More than 90 letters have been sent to celebrities, athletes, and other influencers to gently remind them to clearly state their relationships to brands when posting an #ad or #endorsement on Instagram, the US Federal Trade Commission announced Wednesday.
As noted in a press release, this is the first time the FTC has reached out directly to these influencers, which means Kim Kardashian, Kylie Jenner, and other Kardashian-Jenner family members probably received letters.
The FTC sent the letters after reviewing petitions filed by the nonprofit Public Citizen and other affiliated organizations who were concerned about influencer advertising on Instagram.
In addition to being clear in communicating their relationship to a diet pill or rental company, social media influencers should 'disclose any material connection above the 'more' button,' the FTC points out, since fans and followers usually only see the first three lines of a lengthy caption when using the app on mobile.

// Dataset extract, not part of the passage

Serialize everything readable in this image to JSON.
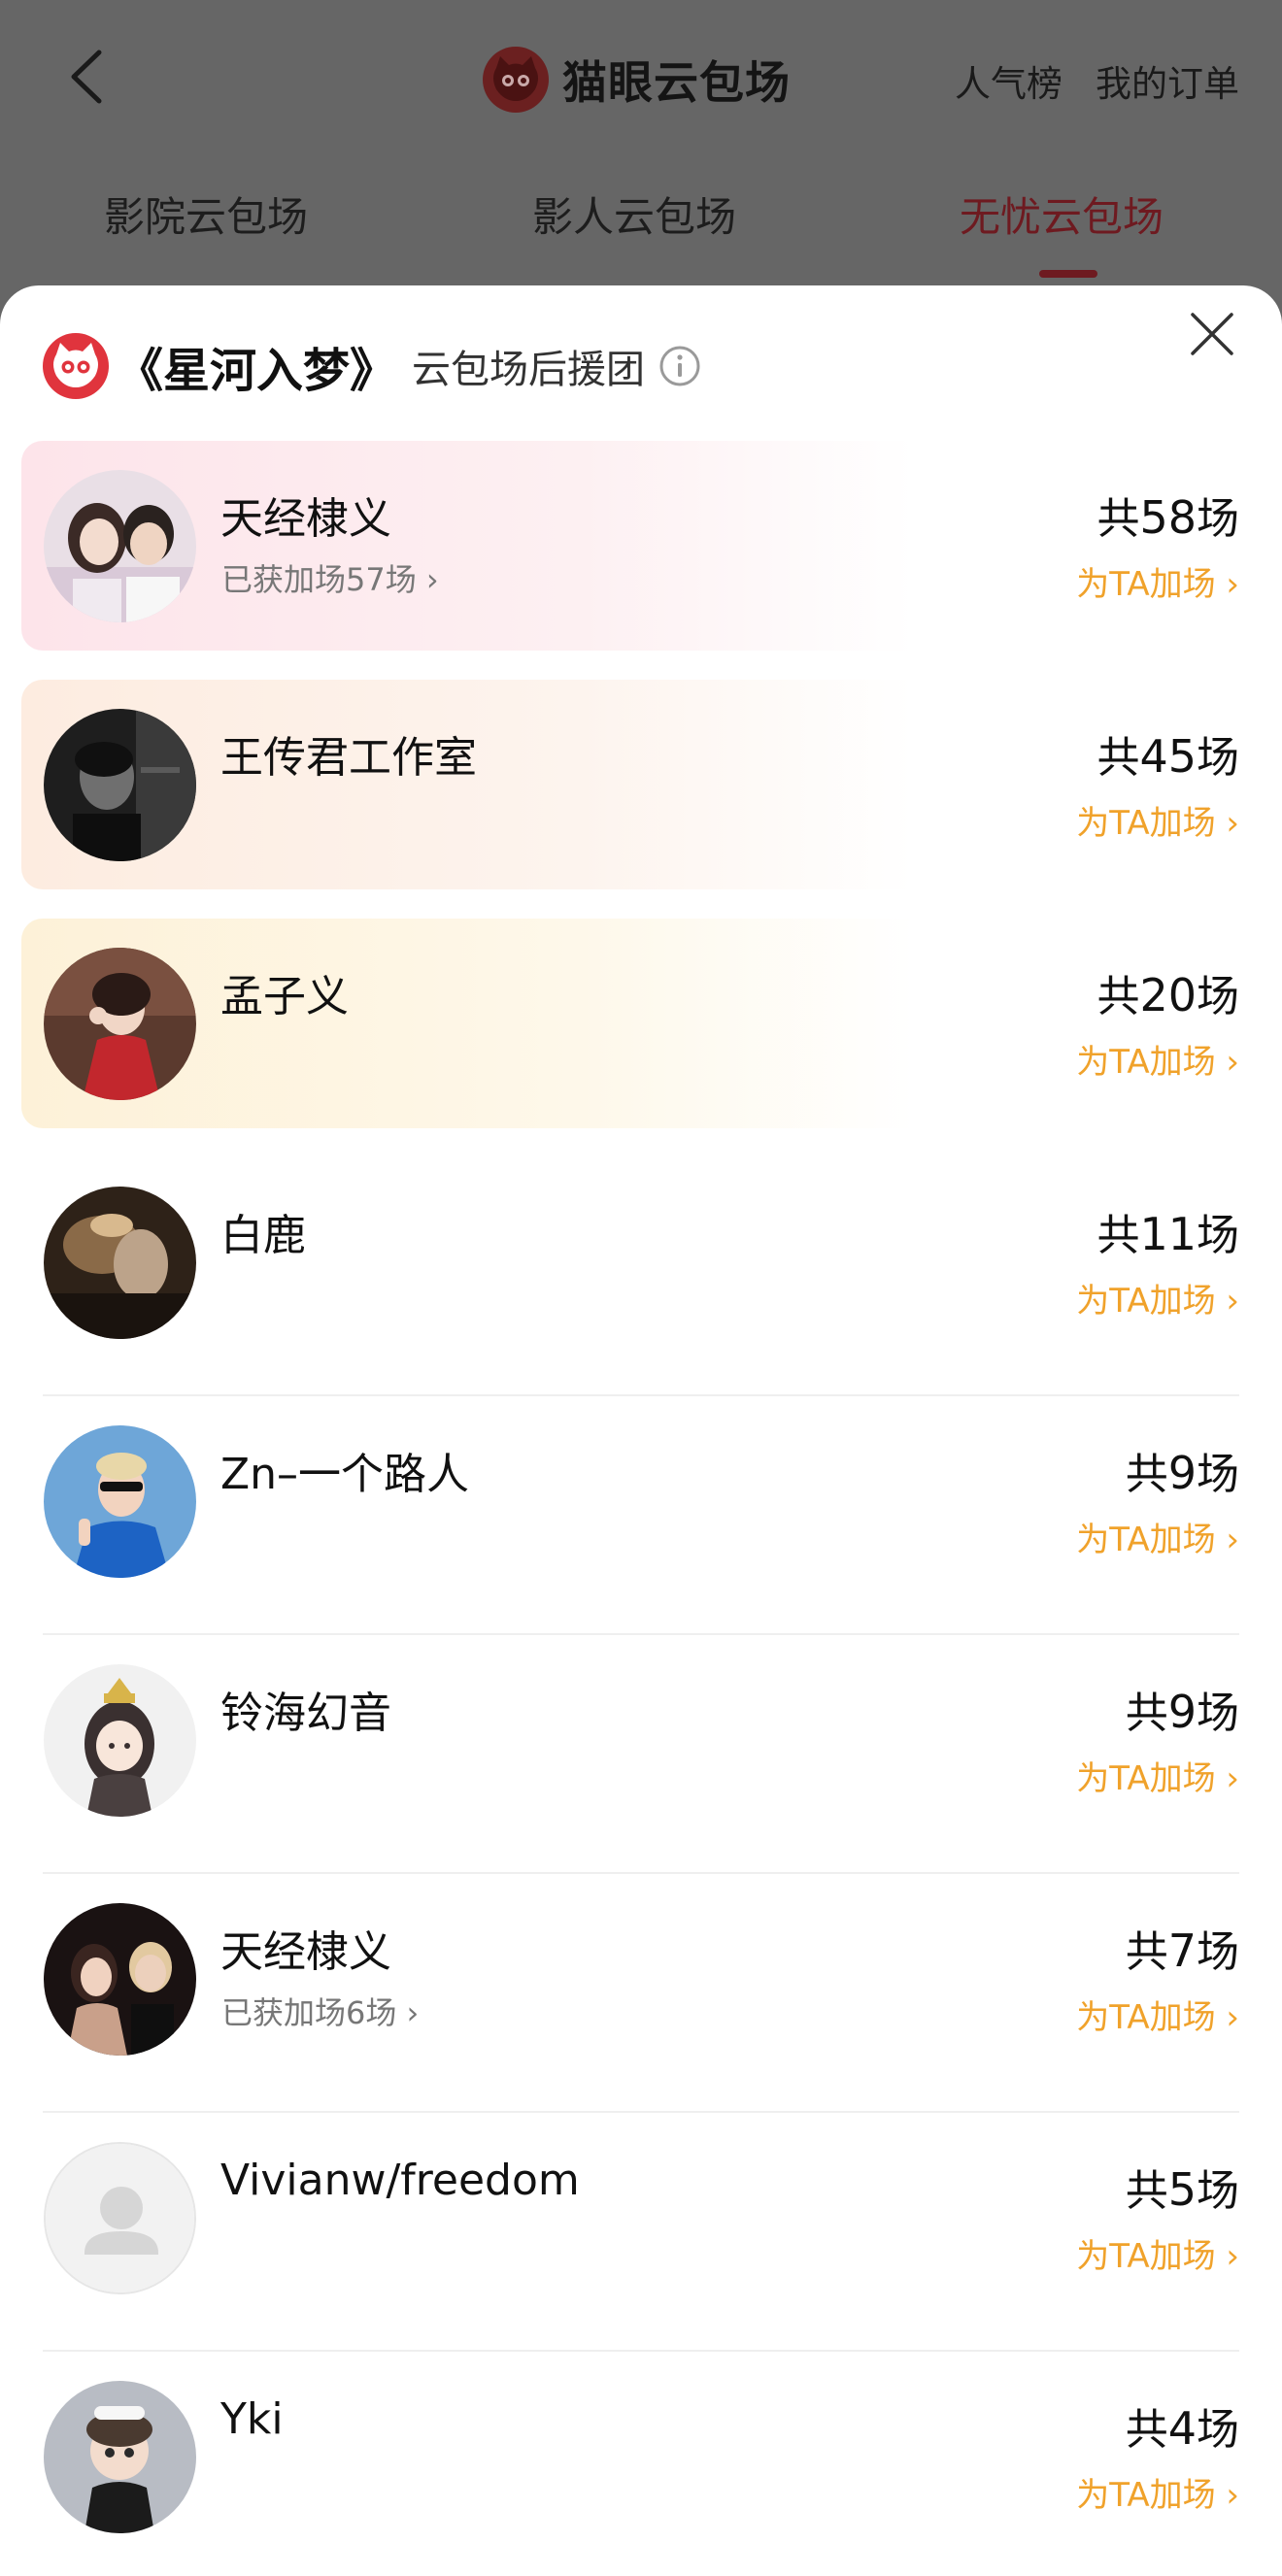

For the same reasons, the FTC suggests that hashtags or links to stay near the top instead of the end of a long post.
A sample of the FTC letter can be found here.
Part of it reads: 'To make a disclosure both 'clear' and 'conspicuous,' you should use unambiguous language and make the disclosure stand out. Consumers should be able to notice the disclosure easily, and not have to look for it.'
Some recipients of the letter are also being encouraged to go beyond using something like '#sp' (sponsored partner), 'Thanks, [Brand]' or '#partner'.
The sponsored Instagram industry is a serious side hustle for dozens of celebs. According to a Jezebel report in 2016, Scott Disick can make anywhere between £11,000 and £15,000 per sponsored post on Instagram.
I guess there's no better time than now to revive one of the greatest moments in (sponsored) Instagram history:
We're sure it won't long before the British government crack down on its celebrities blurring the lines on sponsored posts, too.